It’s an extremely valuable dictum, despite the difficulties I have putting it into practice. There are two elements to it that I really, really like, and one element that is really hard or imprctical.
The first element that I like is the idea of working on one thing at a time. At a very immediate, moment-to-moment scale, working on one thing at a time is the only way to go. Over very short time frames—a few minutes, perhaps—the only real options for working are: 1. to work on/write about one thing with focus, or 2. try to decide what to work on/write about. There is good value in spending time trying to decide what to do, but at some point it’s necessary to stop thinking about what to write, and to start writing. When you do start writing, you want to focus on writing one sentence at a time—there is a larger goal, but it’s built up of the small steps.
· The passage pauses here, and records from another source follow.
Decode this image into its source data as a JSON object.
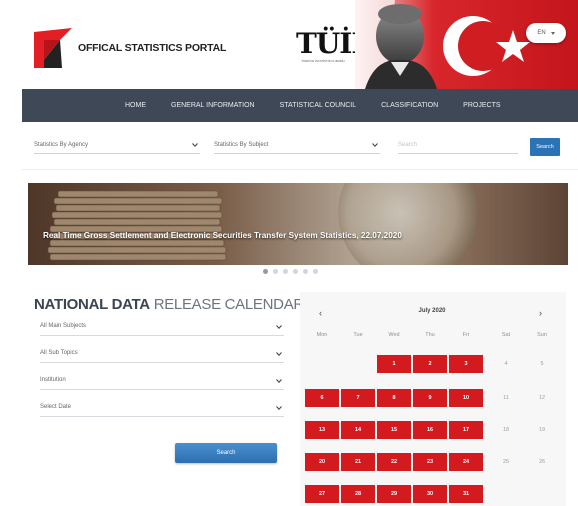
{
  "header": {
    "portal_title": "OFFICAL STATISTICS PORTAL",
    "tuik_wordmark": "TÜİK",
    "tuik_tagline": "TÜRKİYE İSTATİSTİK KURUMU",
    "language": "EN"
  },
  "nav": {
    "items": [
      {
        "label": "HOME"
      },
      {
        "label": "GENERAL INFORMATION"
      },
      {
        "label": "STATISTICAL COUNCIL"
      },
      {
        "label": "CLASSIFICATION"
      },
      {
        "label": "PROJECTS"
      }
    ]
  },
  "filters": {
    "by_agency": "Statistics By Agency",
    "by_subject": "Statistics By Subject",
    "search_placeholder": "Search",
    "search_button": "Search"
  },
  "banner": {
    "caption": "Real Time Gross Settlement and Electronic Securities Transfer System Statistics, 22.07.2020",
    "slide_count": 6,
    "active_slide": 1
  },
  "calendar": {
    "title_bold": "NATIONAL DATA",
    "title_light": "RELEASE CALENDAR",
    "fields": [
      {
        "label": "All Main Subjects"
      },
      {
        "label": "All Sub Topics"
      },
      {
        "label": "Institution"
      },
      {
        "label": "Select Date"
      }
    ],
    "search_button": "Search",
    "prev": "‹",
    "next": "›",
    "month": "July 2020",
    "weekdays": [
      "Mon",
      "Tue",
      "Wed",
      "Thu",
      "Fri",
      "Sat",
      "Sun"
    ],
    "days": [
      {
        "n": "1",
        "active": true
      },
      {
        "n": "2",
        "active": true
      },
      {
        "n": "3",
        "active": true
      },
      {
        "n": "4",
        "active": false
      },
      {
        "n": "5",
        "active": false
      },
      {
        "n": "6",
        "active": true
      },
      {
        "n": "7",
        "active": true
      },
      {
        "n": "8",
        "active": true
      },
      {
        "n": "9",
        "active": true
      },
      {
        "n": "10",
        "active": true
      },
      {
        "n": "11",
        "active": false
      },
      {
        "n": "12",
        "active": false
      },
      {
        "n": "13",
        "active": true
      },
      {
        "n": "14",
        "active": true
      },
      {
        "n": "15",
        "active": true
      },
      {
        "n": "16",
        "active": true
      },
      {
        "n": "17",
        "active": true
      },
      {
        "n": "18",
        "active": false
      },
      {
        "n": "19",
        "active": false
      },
      {
        "n": "20",
        "active": true
      },
      {
        "n": "21",
        "active": true
      },
      {
        "n": "22",
        "active": true
      },
      {
        "n": "23",
        "active": true
      },
      {
        "n": "24",
        "active": true
      },
      {
        "n": "25",
        "active": false
      },
      {
        "n": "26",
        "active": false
      },
      {
        "n": "27",
        "active": true
      },
      {
        "n": "28",
        "active": true
      },
      {
        "n": "29",
        "active": true
      },
      {
        "n": "30",
        "active": true
      },
      {
        "n": "31",
        "active": true
      }
    ]
  },
  "colors": {
    "brand_red": "#d21a1f",
    "nav_bg": "#3e4856",
    "button_blue": "#2b73b6"
  }
}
The second element that I like is the “until finished” part, which is also the part I don’t like. What I like about the “until finished” idea is the focus on finishing. There is a place in this world for journal writers and free writers to write for the sake of writing or for the self-discovery involved, but if you want to get a degree or get published, you have to finish things in a timely fashion. When your focus is on the question of finishing a project, you’re less likely to get stuck with a project that is too large to complete, and less likely get stuck endlessly revising. Focusing on completion doesn’t guarantee finishing, but it does shift the approach somewhat from “what is the best work possible?” to “what is the best work I can accomplish in a reasonable time?” Perfectionism is less likely to lead to paralysis if one of the criteria for perfection is “completed !” or even “completed on schedule!”
The “until finished” aspect, however, has two problems: 1. it can be hard to know what “finished” is, and 2. it’s often impractical to focus exclusively on one project over longer periods of time. The first of these points is related to the question of not knowing enough. People looking for answers may feel that a work is unfinished if it leaves a lot of questions unanswered or raises more questions than it did answer, but answers always lead to new questions, so it’s possible to think a work is unfinished, even if outside reviewers might judge it as an interesting and valuable project. Secondly, the idea of working on one thing at a time is perhaps impossible (or impossible to define) in the context of a research career. What counts as “one thing” in a research career? Is a research career just a series of independent projects, each “one thing” taken one at a time, or is it a larger program that leads to a series of specific projects? I think the second is more realistic for most scholars and grad students: They are driven by a larger question, but one specific research project only speaks to some of their questions of interest. (Whether seeking a professional or academic career, the researcher needs to consider the specific research project in the larger context of the career.) Miller, whose “commandment” inspired this post, wrote fiction, and perhaps it is easier to segment a career in fiction.
The “until finished” idea can be impractical, too, because finishing a work often includes delays when you can’t work on the project. For someone seeking an academic career, it’s valuable to be able to start working on a new project before an old one is complete because of the many delays that go into executing many projects. Publication, for example, is loaded with delays during which a work is not necessarily “finished” but you can’t work on it. During those times, it’s good to have some different project to work on, but then what do you do when it’s time to go back to the work in publication? Having multiple projects at different stages of development can help a scholar use time more efficiently.
But when you have multiple projects and demands on your time, it’s much easier to get overwhelmed. It’s much easier to spend time wondering what to work on next, instead of just working on one thing. And it’s easy to lose time switching between projects instead of focusing. That’s why, in terms of developing a regular practice, it’s good to work on one thing at a time until finished. Miller called that a commandment. For me, it’s more a goal or a principle for which I strive, but with deference to practical concerns. For me, it’s a particularly useful goal that helps me focus on my writing when it is time to write, and helps me prioritize and act, rather than get stuck debating what to work on and overwhelmed by the many things that I could or should do.